The People’s Daily also emphasised how both the United States and India have been bolstering their own reserves during the global oil glut.
On March 19, for example, the US announced that it would buy 30 million barrels of oil from mid- and small-sized producers to help them through the crisis.
Shipping news platforms then reported that one of China’s VLCC’s, the Sea Splendour, has been booked by a Saudi company to ship crude to the US.
Another possible end use for VLCCs is oil trading as companies store crude in a bid to take advantage of the contango in the futures markets (a period when near term prices are lower than future ones).
Over the past month the stand-off between Saudi Arabia and Russia has resulted in a collapse in oil prices of more than 50% (West Texas Intermediate traded below $20 per barrel on March 30) but a tenfold increase in daily tanker rates. The Sea Splendour was booked at $351,961 per day for its trip, up from about $30,000 per day a month earlier.
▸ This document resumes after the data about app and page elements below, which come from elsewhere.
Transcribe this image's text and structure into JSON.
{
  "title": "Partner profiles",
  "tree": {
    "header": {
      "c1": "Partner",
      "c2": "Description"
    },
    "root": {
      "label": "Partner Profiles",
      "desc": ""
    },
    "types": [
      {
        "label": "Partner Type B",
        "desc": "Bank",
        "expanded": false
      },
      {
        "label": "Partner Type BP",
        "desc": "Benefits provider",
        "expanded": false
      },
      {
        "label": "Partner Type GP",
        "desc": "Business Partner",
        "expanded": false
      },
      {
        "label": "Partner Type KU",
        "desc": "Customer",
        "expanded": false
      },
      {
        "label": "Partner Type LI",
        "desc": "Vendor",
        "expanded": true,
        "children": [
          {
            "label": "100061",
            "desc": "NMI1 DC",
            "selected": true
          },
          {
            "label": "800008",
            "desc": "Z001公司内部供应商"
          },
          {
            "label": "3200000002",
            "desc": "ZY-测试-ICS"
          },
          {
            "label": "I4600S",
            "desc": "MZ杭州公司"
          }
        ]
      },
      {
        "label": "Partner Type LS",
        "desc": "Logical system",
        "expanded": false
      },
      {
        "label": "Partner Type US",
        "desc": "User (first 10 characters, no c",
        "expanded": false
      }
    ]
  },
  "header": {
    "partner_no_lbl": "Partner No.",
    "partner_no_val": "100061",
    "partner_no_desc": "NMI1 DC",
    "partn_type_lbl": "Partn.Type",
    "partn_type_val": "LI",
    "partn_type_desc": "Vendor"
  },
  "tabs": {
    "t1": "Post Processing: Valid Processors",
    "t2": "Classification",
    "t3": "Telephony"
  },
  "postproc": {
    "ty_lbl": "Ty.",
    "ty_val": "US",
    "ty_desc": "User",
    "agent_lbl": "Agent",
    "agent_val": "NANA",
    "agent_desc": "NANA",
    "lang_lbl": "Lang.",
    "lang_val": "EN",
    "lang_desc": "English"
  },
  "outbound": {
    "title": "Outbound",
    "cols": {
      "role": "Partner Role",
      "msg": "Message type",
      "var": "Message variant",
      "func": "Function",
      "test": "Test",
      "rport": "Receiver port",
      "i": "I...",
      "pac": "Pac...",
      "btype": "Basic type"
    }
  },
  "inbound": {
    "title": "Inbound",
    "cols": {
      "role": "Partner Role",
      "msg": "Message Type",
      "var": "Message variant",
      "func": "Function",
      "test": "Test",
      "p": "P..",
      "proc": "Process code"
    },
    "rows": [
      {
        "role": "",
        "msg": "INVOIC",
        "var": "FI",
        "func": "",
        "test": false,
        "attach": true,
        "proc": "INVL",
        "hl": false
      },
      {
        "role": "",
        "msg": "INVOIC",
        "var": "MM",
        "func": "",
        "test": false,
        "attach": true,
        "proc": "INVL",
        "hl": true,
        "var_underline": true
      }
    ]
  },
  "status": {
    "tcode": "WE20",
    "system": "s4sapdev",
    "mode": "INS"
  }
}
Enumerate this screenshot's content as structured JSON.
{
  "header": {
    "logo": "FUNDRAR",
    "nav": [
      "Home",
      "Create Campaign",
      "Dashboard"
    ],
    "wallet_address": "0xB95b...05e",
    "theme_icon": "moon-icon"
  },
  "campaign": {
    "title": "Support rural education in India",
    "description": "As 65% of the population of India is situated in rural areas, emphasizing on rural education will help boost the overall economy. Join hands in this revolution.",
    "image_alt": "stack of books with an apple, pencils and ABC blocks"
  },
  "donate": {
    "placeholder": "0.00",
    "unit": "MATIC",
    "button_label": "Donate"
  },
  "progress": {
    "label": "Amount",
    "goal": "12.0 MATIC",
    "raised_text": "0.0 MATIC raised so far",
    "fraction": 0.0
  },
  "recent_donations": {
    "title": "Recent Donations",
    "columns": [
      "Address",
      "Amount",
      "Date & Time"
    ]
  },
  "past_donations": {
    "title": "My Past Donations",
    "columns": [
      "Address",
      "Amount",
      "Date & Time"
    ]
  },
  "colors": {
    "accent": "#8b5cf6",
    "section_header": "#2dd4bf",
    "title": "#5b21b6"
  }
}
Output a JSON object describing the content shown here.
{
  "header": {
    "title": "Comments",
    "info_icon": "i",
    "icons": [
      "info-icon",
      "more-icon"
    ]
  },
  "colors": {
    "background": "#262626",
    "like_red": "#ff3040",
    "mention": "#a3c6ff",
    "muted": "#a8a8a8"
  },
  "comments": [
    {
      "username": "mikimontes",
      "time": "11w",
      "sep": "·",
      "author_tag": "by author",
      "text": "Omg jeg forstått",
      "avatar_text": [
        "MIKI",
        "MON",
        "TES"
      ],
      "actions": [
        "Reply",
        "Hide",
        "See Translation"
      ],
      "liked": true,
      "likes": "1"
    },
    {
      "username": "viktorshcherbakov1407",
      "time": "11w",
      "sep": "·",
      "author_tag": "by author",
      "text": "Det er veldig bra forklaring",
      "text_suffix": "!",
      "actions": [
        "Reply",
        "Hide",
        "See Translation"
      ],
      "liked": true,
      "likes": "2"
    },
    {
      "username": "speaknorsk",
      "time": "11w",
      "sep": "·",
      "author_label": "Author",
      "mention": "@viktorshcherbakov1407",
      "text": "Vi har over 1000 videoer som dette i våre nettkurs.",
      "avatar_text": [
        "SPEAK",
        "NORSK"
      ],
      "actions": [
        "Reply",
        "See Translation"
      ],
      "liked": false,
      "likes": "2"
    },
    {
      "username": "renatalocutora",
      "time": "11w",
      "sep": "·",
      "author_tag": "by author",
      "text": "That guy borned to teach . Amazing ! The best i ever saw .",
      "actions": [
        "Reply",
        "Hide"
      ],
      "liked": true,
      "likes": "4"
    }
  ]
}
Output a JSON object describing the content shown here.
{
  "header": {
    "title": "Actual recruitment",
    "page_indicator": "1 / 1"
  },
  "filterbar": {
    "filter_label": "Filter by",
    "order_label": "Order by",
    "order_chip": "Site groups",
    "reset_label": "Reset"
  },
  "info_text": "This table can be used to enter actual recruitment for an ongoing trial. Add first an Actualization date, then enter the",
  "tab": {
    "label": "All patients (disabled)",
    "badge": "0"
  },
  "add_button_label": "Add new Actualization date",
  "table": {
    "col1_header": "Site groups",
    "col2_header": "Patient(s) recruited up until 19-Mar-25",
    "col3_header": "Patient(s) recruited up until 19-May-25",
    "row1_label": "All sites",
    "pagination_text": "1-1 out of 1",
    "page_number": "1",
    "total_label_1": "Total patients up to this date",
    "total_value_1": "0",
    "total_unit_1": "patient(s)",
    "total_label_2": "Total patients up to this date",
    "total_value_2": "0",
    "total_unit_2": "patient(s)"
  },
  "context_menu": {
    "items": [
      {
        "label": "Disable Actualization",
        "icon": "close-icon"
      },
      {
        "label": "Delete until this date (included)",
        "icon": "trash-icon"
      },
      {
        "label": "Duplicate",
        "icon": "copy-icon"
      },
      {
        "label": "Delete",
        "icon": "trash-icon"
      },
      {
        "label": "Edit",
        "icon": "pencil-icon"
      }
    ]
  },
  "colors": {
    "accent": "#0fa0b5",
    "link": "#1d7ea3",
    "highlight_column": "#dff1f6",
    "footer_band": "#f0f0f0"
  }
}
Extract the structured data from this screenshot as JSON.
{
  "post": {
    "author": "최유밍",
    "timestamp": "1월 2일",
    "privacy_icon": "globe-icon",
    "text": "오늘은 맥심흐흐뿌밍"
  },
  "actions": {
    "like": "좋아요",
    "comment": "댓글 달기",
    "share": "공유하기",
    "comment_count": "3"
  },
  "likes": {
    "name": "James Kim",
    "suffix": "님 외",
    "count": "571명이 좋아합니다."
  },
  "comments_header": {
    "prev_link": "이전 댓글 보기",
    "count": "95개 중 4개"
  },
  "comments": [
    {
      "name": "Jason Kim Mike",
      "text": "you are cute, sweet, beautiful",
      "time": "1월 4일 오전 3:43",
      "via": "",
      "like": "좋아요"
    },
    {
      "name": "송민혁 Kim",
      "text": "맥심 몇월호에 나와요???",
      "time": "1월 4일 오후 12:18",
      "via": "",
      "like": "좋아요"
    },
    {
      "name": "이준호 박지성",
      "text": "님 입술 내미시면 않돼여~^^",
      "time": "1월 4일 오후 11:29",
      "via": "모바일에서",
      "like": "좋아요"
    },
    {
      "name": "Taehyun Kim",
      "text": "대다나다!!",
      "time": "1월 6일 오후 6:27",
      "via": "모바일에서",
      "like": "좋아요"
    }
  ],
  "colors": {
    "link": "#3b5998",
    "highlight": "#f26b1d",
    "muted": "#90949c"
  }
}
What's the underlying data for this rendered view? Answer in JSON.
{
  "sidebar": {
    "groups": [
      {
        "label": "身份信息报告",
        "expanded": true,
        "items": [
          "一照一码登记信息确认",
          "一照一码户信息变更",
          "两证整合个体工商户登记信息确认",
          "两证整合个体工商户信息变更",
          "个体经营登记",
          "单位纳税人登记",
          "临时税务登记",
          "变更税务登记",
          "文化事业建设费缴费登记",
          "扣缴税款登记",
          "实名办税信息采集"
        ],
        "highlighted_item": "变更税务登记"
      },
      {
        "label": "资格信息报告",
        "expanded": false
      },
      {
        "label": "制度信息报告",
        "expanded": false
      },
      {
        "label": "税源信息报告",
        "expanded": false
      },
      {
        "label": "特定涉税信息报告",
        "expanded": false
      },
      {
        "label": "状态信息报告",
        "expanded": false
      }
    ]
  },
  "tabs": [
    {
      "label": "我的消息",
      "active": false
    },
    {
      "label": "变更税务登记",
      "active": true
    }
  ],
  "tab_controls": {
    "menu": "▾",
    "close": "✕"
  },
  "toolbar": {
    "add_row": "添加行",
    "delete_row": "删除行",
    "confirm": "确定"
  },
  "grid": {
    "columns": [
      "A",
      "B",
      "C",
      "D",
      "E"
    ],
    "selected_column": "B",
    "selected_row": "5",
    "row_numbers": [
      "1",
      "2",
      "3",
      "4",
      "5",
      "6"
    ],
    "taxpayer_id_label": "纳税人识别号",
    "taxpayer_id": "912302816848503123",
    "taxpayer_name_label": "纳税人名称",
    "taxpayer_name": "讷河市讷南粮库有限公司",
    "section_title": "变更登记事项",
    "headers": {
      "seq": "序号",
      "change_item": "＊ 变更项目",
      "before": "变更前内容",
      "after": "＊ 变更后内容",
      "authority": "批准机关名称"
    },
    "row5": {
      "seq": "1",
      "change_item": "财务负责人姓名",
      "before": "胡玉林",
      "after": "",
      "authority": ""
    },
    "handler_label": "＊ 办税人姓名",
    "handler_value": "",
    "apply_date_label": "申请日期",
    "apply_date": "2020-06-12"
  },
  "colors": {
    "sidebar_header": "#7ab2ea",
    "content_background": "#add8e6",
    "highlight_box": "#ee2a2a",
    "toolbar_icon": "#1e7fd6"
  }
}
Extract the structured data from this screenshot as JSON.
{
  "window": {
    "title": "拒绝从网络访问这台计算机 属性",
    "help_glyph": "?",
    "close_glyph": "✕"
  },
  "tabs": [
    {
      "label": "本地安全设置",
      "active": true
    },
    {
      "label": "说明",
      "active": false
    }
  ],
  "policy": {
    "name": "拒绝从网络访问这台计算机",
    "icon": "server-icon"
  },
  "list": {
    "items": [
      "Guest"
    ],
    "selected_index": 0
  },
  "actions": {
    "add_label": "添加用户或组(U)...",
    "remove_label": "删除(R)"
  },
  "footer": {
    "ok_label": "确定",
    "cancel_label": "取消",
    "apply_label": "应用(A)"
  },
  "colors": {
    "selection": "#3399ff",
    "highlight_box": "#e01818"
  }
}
India’s Reliance has just set a new record by paying $411,000 a day for another VLCC charter.
China’s offshore E&P giant CNOOC has been hit hard by the collapse in the price of crude, seeing its share price halve since January. But until shortly before reporting its 2019 results on March 25, it was saying that the crisis in the oil business would not change its plans to increase production and capex as part of a blueprint to double reserves by 2025. However, that’s no longer the position, with company executives acknowledging that spending in the previous plan was predicated on an oil price of $65 a barrel.
“Without a doubt we will reduce this year’s production levels and capital expenditure by a certain degree,” its chief executive Xu Keqiang told reporters, despite reporting a 16% profit increase for last year, which was better than most expected. A multi-year efficiency drive reduced all-in production costs per barrel to $29.78 as of 2019 – which is much lower than its domestic peers Sinopec and PetroChina but still barely profitable in the current conditions.
Another problem for CNOOC is that its operations are heavily concentrated in upstream exploration and production, which makes its profitability much more sensitive to oil prices.
On March 18 there was some better news when CNOOC announced a big new find in the Bohai Sea. The reports were well received domestically. “This is of great significance to guarantee China’s energy security,” state broadcaster CCTV celebrated.
The Kenli 6-1 find – which was drilled to a depth of 1,596 metres – displayed the “characteristics of large reserves, with good oil properties and high test productivity,” CNOOC added.
The government has been putting a renewed focus on domestic oil and gas exploration as a way of reducing oil imports, which accounted for 72% of domestic demand last year.
At the end of March, the ministry of natural resources also announced the extraction of a record 861,400 cubic metres of gas hydrate ( a form of natural gas trapped in frozen water). Average daily extraction rates from the project in the South China Sea also hit new highs, with output during the trial period providing a “solid technical foundation for commercial exploitation,” the ministry said. Economic Daily reported in 2017 that China’s reserves of gas hydrate could be comparable to about 100 billion tonnes of oil, 80% of which are in the South China Sea.
© ChinTell Ltd. All rights reserved.
Exclusively sponsored by HSBC.
The Week in China website and the weekly magazine publications are owned and maintained by ChinTell Limited, Hong Kong. Neither HSBC nor any member of the HSBC group of companies ("HSBC") endorses the contents and/or is involved in selecting, creating or editing the contents of the Week in China website or the Week in China magazine. The views expressed in these publications are solely the views of ChinTell Limited and do not necessarily reflect the views or investment ideas of HSBC. No responsibility will therefore be assumed by HSBC for the contents of these publications or for the errors or omissions therein.